For more information on DAPwell and geothermal energy in Delft click here.

Delft Petrophysics Laboratory (DPL)

The Delft Petrophysics Laboratory (DPL) at TU Delft contains experimental equipment for the determination of petrophysical rock properties. Properties that can be measured include density, porosity and permeability, electrical and thermal conductivities, acoustic velocities and mechanical properties. DPL is part of the Geoscience and Engineering Laboratory at TU Delft. Highlighted instruments available for access through EPOS-NL include:

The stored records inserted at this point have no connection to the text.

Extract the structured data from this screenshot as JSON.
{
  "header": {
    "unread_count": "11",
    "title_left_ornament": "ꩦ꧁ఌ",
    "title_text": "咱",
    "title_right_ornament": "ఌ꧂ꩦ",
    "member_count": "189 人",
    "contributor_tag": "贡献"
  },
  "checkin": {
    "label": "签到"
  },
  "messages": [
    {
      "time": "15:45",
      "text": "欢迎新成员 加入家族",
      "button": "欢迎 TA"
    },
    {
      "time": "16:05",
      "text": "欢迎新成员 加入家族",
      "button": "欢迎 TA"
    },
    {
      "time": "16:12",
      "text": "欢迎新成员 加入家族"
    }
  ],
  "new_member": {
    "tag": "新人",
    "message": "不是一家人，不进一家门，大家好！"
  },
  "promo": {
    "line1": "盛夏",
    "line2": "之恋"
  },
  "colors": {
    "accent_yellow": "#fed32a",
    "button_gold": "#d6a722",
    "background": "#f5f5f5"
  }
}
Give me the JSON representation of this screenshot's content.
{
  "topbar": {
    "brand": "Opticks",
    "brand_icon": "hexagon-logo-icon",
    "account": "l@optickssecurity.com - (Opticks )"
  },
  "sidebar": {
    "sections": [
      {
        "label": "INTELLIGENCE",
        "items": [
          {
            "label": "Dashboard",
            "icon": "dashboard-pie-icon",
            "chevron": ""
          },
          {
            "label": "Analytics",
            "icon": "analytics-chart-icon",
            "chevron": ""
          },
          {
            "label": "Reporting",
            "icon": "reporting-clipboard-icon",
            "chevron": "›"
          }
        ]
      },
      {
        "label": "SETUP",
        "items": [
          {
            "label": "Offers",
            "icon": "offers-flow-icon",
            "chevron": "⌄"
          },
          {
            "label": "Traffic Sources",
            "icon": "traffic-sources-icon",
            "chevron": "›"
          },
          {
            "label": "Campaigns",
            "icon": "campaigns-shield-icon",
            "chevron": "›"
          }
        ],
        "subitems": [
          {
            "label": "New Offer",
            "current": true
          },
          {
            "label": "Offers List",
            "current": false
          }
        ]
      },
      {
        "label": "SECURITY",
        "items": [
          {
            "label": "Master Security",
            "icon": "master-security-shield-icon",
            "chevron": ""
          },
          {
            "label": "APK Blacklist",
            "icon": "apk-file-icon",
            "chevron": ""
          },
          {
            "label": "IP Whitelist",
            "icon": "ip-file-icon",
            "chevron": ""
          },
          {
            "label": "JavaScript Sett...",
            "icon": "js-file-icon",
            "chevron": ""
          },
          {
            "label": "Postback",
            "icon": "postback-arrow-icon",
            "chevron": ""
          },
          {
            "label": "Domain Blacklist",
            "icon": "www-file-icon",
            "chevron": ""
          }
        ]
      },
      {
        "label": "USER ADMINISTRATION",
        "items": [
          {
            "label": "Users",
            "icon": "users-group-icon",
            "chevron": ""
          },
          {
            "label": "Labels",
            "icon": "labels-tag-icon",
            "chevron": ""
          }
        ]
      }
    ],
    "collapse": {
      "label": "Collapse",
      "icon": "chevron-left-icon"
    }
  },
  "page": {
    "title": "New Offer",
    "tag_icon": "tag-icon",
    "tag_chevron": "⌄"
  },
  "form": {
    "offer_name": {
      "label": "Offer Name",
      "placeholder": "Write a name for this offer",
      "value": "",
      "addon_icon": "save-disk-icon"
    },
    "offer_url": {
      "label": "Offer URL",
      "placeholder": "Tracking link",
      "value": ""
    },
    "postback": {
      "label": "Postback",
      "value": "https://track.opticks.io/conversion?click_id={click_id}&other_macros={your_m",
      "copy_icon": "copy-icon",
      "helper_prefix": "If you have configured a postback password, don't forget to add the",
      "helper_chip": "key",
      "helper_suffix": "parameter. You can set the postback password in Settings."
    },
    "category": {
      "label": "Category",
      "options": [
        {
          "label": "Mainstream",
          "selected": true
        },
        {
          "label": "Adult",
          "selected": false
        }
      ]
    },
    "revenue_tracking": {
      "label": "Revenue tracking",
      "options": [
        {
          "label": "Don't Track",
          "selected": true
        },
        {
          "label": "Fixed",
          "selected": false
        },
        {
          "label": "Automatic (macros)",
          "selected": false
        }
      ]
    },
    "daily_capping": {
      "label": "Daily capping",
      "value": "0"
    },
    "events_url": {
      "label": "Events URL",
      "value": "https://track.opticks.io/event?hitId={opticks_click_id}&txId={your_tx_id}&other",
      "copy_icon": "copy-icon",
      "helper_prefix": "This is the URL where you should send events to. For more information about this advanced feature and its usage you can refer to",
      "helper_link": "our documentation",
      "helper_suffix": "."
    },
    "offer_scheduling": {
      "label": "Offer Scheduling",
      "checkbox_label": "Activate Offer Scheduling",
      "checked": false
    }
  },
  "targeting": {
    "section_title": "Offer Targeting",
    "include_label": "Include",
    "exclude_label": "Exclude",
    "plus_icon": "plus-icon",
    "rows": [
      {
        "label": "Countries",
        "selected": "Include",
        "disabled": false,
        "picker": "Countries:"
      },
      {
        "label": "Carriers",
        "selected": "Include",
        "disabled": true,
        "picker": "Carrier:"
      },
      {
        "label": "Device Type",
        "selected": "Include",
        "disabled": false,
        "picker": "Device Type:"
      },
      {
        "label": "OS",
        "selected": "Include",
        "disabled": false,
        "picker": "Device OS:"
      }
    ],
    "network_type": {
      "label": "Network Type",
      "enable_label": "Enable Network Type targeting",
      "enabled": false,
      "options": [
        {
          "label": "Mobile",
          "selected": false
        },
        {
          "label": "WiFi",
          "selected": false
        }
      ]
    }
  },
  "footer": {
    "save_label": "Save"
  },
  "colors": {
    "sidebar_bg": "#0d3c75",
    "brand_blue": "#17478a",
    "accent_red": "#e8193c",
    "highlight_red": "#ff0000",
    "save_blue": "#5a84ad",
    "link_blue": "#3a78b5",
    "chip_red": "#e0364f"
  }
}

  •       Unconfined compressive strength measurement devices
  •       Triaxial apparatus
  •       Ultrasonic and passive acoustics systems
  •       He-pycnometer
  •       TEMPOS thermal properties analyser

At the European level, DPL contributes research data and facility access to the EPOS Thematic Core Service: “Multi-scale labs”.

Hoek cell with an analogue Groningen fault slip experiment, taken by Anne Pluymakers

ORFEUS Seismological data center​

The Observatories and Research Facilities for European Seismology (ORFEUS) data center, hosted at KNMI, is the European data center for broadband seismic waveform data. Nationally, ORFEUS is crucial in the monitoring and provision of data from a unique geophysical, seismic and satellite monitoring network, focusing on induced earthquakes in the Groningen gas field and natural earthquakes in the tectonically active regions of Europe.

ORFEUS (founded 1987) is one of the oldest, most mature infrastructures for seismology in Europe, together with the European-Mediterranean Seismological center (EMSC) (established in 1975) and the European facilities for Earthquake hazard and risk (EFEHR). No other community driven seismological infrastructures exists in Europe.

To access the ORFEUS data portal, click here.

Internationally, ORFEUS is one of the key infrastructures on which the larger European Integrated Data Archive (EIDA) and EPOS Thematic Core Service “Seismology” infrastructures are being built. 

Top image: ORFEUS Data Centre seismic monitoring network in the Netherlands. Note the dense monitoring cluster in the Groningen gas field, NE Netherlands. Bottom image: The ORFEUS Data Centre is one of the main pillars in the global EIDA seismic monitoring network.